Filing bankruptcy is a serious step, not to be taken lightly. For instance, if debtors owe only a small amount to a few creditors, it might make more sense to consult a credit counseling service. Bankruptcy might be necessary however, under certain situations: For example, do you have large credit balances, and can not meet minimum installment payments? Are you borrowing from one credit card to pay another? Are you swamped by uninsured medical bills or judgments? Is there a pending or threatened foreclosure, garnishment, or repossession? Do you need a "fresh start" to relieve financial stress? Do you have a auto accident judgment against you and cannot renew your driver's license until it is paid? Once you obtain a bankruptcy, you cannot obtain another one for six years. Furthermore, credit reporting agencies will report that you went bankrupt on your credit report for ten years after the bankruptcy.
Can I keep my home and other possessions?
Generally, debtors in Florida can keep their homes because of the homestead laws but Congress' new revision has placed some limits on this. They are entitled to keep $1000 worth of personal possessions valued at used or "flea market" value. Careful planning with an attorney will maximize the end result.
What types of bankruptcy are there?
Chapter 7 "liquidation" is the most common form of bankruptcy. It provides debt relief, stops creditor harassment, garnishments, and collection lawsuits. In theory your property is supposed to be sold by a trustee in a Chapter 7. However, this usually is avoided because debtors are entitled to exemptions which protect most, if not all, of their property from liquidation. The new revision requires that the debtor take and pass a "means test" to determine whether he/she is eligible under federal law to obtain a Chapter 7 Bankruptcy. If the debtor is not eligible for a Chapter 7, then he/she can enter a Chapter 13 Bankruptcy which requires the debtor to pay down a percentage of their total debt in monthly installments taken from their paycheck, over a period of from 3 to 5 years. Chapter 13 repayment plans will stop foreclosures and give you a chance to catch up these and other debts.
Are there debts I can`t discharge?
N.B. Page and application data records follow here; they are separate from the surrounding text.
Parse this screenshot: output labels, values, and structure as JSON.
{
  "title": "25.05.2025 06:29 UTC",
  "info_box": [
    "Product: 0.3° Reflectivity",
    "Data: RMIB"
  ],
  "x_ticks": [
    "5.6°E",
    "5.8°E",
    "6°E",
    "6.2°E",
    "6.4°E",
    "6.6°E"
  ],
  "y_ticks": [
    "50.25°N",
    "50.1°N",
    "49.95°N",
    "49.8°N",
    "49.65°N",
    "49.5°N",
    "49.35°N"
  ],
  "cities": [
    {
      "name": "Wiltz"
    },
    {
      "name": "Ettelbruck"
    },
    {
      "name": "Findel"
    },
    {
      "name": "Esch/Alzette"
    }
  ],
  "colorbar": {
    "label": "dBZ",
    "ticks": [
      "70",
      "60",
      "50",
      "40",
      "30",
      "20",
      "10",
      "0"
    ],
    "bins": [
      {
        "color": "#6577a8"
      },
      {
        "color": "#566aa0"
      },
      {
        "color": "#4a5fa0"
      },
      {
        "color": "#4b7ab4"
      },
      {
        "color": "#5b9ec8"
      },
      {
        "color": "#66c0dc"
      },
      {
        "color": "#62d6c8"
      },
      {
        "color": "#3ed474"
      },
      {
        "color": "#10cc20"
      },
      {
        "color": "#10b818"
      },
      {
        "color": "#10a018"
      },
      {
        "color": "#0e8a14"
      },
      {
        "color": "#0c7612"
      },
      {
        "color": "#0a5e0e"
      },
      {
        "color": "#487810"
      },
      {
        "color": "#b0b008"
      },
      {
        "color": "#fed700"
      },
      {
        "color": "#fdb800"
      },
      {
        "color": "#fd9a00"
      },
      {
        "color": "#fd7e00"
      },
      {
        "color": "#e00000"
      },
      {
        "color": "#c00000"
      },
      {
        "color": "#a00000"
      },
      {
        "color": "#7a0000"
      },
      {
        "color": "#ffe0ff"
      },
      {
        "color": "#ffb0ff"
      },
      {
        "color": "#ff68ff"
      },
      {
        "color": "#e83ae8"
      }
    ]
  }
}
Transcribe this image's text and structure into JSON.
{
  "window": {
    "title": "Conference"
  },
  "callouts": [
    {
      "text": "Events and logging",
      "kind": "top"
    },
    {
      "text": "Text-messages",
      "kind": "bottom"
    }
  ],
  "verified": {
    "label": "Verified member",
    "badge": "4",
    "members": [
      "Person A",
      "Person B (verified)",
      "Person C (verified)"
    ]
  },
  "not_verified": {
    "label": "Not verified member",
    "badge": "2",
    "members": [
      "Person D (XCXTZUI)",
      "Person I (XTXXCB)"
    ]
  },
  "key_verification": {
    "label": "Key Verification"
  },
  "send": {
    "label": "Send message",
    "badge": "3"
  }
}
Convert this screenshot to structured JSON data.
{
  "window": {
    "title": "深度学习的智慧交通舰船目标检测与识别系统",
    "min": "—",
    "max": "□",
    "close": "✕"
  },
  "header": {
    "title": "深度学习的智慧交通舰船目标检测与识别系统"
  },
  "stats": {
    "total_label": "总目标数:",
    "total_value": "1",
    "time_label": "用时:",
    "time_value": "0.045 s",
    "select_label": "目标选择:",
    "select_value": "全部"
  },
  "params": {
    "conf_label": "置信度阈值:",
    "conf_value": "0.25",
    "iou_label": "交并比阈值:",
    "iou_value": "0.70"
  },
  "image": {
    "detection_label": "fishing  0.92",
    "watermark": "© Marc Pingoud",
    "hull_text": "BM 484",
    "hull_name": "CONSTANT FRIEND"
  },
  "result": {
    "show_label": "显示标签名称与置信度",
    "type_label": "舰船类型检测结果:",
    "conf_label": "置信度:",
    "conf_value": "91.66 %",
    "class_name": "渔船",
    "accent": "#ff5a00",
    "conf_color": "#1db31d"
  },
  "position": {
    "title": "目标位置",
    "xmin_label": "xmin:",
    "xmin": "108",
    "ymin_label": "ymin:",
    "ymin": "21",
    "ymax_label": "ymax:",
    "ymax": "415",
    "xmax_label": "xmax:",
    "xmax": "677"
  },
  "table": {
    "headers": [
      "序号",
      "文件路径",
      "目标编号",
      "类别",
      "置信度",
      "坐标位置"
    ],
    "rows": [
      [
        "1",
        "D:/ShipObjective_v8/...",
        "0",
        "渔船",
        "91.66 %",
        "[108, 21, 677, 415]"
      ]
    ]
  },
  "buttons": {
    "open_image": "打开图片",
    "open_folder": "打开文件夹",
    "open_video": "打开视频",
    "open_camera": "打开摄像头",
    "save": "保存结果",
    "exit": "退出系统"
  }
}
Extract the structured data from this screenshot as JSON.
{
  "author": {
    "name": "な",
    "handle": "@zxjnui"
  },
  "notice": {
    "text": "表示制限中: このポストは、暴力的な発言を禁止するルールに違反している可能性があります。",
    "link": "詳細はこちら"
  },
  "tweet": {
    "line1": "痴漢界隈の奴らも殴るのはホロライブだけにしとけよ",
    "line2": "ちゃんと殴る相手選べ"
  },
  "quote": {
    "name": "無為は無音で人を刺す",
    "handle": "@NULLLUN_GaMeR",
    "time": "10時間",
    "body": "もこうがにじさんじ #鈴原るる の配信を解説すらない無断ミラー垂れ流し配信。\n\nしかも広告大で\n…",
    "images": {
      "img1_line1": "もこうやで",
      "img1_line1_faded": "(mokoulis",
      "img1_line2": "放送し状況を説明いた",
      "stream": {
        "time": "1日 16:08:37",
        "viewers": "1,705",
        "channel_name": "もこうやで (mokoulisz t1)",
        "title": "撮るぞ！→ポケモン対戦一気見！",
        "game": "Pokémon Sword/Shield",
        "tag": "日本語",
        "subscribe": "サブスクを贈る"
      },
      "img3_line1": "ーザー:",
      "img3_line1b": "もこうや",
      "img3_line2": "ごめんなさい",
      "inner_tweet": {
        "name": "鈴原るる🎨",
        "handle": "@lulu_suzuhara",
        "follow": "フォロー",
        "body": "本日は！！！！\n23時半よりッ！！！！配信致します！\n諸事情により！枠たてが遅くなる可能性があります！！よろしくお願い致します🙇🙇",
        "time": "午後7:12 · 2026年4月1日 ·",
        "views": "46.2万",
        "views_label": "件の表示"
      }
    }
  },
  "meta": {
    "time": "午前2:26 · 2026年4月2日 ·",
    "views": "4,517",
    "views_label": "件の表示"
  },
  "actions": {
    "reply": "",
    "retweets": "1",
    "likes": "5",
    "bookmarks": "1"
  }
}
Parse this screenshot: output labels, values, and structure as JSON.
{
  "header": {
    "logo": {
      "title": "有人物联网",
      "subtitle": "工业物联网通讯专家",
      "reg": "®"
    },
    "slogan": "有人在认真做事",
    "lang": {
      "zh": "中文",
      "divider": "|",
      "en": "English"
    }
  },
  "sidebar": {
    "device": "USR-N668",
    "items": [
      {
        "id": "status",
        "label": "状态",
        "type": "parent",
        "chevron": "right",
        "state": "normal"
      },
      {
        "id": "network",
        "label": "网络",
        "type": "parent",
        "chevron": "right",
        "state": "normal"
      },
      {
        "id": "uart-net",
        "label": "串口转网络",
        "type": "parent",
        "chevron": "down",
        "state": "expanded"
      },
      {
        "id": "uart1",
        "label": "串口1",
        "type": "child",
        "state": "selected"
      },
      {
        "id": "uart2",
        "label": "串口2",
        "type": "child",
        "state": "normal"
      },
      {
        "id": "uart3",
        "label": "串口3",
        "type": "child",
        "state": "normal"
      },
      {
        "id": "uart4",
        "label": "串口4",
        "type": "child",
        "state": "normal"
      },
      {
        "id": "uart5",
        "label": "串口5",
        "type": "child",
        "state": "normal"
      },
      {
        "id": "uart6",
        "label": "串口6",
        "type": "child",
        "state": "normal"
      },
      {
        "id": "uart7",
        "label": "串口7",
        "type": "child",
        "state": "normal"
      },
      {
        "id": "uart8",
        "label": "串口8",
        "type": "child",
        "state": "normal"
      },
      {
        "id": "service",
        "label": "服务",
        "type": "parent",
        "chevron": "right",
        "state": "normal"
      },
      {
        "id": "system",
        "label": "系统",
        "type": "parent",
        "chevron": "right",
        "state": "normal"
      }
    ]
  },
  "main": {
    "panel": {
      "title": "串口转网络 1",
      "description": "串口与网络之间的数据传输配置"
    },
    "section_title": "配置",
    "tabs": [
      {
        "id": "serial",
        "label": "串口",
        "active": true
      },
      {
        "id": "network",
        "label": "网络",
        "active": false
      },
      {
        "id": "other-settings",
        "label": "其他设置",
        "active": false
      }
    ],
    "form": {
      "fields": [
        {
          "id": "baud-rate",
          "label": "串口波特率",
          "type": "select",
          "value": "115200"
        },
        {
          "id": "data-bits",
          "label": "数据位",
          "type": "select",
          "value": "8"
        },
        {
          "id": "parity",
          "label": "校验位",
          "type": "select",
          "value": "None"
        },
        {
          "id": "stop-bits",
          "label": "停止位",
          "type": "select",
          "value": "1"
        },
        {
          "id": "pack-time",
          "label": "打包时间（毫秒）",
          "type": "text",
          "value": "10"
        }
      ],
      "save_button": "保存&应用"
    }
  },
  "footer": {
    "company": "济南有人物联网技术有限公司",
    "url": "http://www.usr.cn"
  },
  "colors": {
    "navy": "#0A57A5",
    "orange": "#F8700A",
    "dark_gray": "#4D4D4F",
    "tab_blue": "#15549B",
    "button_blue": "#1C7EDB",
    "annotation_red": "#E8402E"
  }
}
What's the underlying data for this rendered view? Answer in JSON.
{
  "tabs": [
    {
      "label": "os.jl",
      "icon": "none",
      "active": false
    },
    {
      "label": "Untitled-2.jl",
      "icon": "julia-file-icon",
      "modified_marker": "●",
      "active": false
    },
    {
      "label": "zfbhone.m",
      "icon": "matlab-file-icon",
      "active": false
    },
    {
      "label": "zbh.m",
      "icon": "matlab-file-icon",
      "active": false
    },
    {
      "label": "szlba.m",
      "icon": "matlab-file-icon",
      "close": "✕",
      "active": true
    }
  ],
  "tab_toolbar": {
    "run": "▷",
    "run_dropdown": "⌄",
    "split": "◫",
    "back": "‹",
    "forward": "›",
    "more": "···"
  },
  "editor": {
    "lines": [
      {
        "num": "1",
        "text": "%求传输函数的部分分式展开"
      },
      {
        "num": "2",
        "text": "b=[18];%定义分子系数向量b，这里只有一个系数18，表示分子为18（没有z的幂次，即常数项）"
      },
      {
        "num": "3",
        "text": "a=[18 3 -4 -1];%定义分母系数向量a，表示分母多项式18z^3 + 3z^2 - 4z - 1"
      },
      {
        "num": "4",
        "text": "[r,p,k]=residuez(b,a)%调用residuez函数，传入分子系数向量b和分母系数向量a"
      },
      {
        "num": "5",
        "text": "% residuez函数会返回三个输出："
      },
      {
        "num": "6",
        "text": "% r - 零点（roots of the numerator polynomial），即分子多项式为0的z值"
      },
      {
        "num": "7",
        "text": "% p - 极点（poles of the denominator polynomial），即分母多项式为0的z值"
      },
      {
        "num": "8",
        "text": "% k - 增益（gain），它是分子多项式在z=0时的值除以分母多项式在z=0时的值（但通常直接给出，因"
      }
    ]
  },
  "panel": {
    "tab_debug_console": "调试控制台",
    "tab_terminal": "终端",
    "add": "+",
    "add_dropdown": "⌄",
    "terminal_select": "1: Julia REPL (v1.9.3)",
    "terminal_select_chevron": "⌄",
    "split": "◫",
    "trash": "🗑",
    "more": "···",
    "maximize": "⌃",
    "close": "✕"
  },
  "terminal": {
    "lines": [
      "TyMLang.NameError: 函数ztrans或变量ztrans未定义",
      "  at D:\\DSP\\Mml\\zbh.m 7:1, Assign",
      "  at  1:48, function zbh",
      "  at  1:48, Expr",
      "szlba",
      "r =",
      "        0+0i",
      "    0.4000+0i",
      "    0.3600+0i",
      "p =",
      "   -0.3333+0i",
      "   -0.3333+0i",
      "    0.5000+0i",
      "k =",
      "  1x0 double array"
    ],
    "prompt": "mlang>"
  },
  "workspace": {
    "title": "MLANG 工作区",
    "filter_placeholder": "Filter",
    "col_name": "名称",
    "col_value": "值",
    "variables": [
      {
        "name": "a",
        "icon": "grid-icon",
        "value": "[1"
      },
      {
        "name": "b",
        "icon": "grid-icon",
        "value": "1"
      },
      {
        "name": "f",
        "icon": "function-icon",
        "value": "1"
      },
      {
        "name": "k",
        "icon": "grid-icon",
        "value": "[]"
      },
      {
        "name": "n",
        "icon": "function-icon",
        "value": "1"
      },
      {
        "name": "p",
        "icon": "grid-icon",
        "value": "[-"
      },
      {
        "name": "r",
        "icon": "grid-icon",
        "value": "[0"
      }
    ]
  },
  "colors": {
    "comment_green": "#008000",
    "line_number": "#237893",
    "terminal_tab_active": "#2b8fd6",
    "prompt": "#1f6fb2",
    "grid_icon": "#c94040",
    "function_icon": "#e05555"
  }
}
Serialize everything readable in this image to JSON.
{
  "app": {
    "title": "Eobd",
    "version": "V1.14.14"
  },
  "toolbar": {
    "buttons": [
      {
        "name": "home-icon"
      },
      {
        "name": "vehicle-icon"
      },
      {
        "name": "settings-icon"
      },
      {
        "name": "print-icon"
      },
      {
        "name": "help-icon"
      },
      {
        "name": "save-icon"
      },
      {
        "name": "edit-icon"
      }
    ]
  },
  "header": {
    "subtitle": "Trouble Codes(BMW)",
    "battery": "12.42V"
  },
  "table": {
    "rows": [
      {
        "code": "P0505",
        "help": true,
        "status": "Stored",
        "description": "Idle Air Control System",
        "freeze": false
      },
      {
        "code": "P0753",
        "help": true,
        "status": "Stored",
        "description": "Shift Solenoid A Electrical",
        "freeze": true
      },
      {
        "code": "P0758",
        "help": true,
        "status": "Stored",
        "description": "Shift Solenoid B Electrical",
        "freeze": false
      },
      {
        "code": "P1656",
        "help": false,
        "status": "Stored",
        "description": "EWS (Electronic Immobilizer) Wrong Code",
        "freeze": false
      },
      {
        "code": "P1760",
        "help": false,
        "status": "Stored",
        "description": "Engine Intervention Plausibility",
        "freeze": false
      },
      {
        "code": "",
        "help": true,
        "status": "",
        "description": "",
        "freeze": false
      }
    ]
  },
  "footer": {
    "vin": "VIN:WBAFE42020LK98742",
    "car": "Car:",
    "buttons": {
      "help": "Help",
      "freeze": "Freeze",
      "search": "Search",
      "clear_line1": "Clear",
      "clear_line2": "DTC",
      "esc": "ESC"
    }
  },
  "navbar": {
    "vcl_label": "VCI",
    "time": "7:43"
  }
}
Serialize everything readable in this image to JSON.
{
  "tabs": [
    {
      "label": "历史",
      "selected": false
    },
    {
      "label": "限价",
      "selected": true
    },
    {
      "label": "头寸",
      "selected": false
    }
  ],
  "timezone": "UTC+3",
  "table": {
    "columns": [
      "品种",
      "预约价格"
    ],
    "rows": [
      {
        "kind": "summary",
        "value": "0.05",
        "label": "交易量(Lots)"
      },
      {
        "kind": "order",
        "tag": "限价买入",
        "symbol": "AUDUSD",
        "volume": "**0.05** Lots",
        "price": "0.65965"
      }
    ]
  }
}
Certain obligations are automatically not discharged. These include alimony, child support, most income taxes, most student loans, criminal fines, and injuries from DUls. Other debts are not discharged if a complaining creditor can show he meets certain criteria (such as fraud) to justify a denial of discharge. Usually these issues can be anticipated by your attorney.
What is Pre-bankruptcy Planning?
Sometimes debtors can arrange their affairs in a legal manner to ensure that they emerge from the bankruptcy in the best financial position possible. A good attorney should be able to recognize when such preliminary steps are beneficial.